[Supplied material — start]

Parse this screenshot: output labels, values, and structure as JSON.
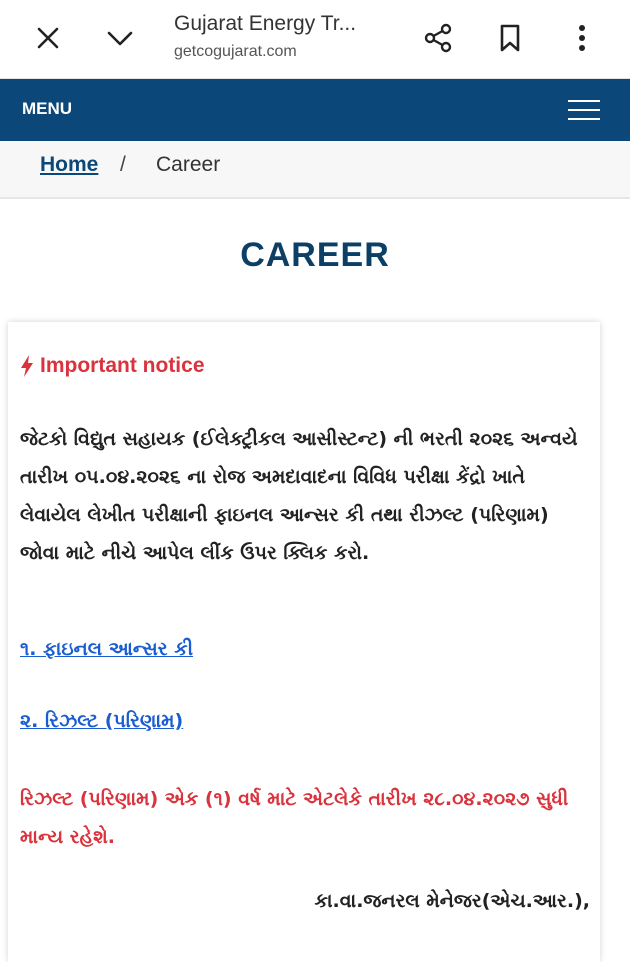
{
  "browser": {
    "title": "Gujarat Energy Tr...",
    "url": "getcogujarat.com",
    "icons": [
      "close-icon",
      "chevron-down-icon",
      "share-icon",
      "bookmark-icon",
      "more-vert-icon"
    ]
  },
  "nav": {
    "menu_label": "MENU"
  },
  "breadcrumb": {
    "home": "Home",
    "separator": "/",
    "current": "Career"
  },
  "page": {
    "title": "CAREER"
  },
  "notice": {
    "heading": "Important notice",
    "body": "જેટકો વિદ્યુત સહાયક (ઈલેક્ટ્રીકલ આસીસ્ટન્ટ) ની ભરતી ૨૦૨૬ અન્વયે તારીખ ૦૫.૦૪.૨૦૨૬ ના રોજ અમદાવાદના વિવિધ પરીક્ષા કેંદ્રો ખાતે લેવાયેલ લેખીત પરીક્ષાની ફાઇનલ આન્સર કી તથા રીઝલ્ટ (પરિણામ) જોવા માટે નીચે આપેલ લીંક ઉપર ક્લિક કરો.",
    "links": [
      {
        "label": "૧. ફાઇનલ આન્સર કી"
      },
      {
        "label": "૨. રિઝલ્ટ (પરિણામ)"
      }
    ],
    "validity": "રિઝલ્ટ (પરિણામ) એક (૧) વર્ષ માટે એટલેકે તારીખ ૨૮.૦૪.૨૦૨૭ સુધી માન્ય રહેશે.",
    "signature": "કા.વા.જનરલ મેનેજર(એચ.આર.),"
  },
  "colors": {
    "nav_bg": "#0b4778",
    "title": "#0b3f66",
    "notice_red": "#d9333d",
    "link_blue": "#1a5dd0"
  }
}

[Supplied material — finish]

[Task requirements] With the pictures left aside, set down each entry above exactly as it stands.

[Written response]
Parse this screenshot: output labels, values, and structure as JSON.
{
  "browser": {
    "title": "Gujarat Energy Tr...",
    "url": "getcogujarat.com",
    "icons": [
      "close-icon",
      "chevron-down-icon",
      "share-icon",
      "bookmark-icon",
      "more-vert-icon"
    ]
  },
  "nav": {
    "menu_label": "MENU"
  },
  "breadcrumb": {
    "home": "Home",
    "separator": "/",
    "current": "Career"
  },
  "page": {
    "title": "CAREER"
  },
  "notice": {
    "heading": "Important notice",
    "body": "જેટકો વિદ્યુત સહાયક (ઈલેક્ટ્રીકલ આસીસ્ટન્ટ) ની ભરતી ૨૦૨૬ અન્વયે તારીખ ૦૫.૦૪.૨૦૨૬ ના રોજ અમદાવાદના વિવિધ પરીક્ષા કેંદ્રો ખાતે લેવાયેલ લેખીત પરીક્ષાની ફાઇનલ આન્સર કી તથા રીઝલ્ટ (પરિણામ) જોવા માટે નીચે આપેલ લીંક ઉપર ક્લિક કરો.",
    "links": [
      {
        "label": "૧. ફાઇનલ આન્સર કી"
      },
      {
        "label": "૨. રિઝલ્ટ (પરિણામ)"
      }
    ],
    "validity": "રિઝલ્ટ (પરિણામ) એક (૧) વર્ષ માટે એટલેકે તારીખ ૨૮.૦૪.૨૦૨૭ સુધી માન્ય રહેશે.",
    "signature": "કા.વા.જનરલ મેનેજર(એચ.આર.),"
  },
  "colors": {
    "nav_bg": "#0b4778",
    "title": "#0b3f66",
    "notice_red": "#d9333d",
    "link_blue": "#1a5dd0"
  }
}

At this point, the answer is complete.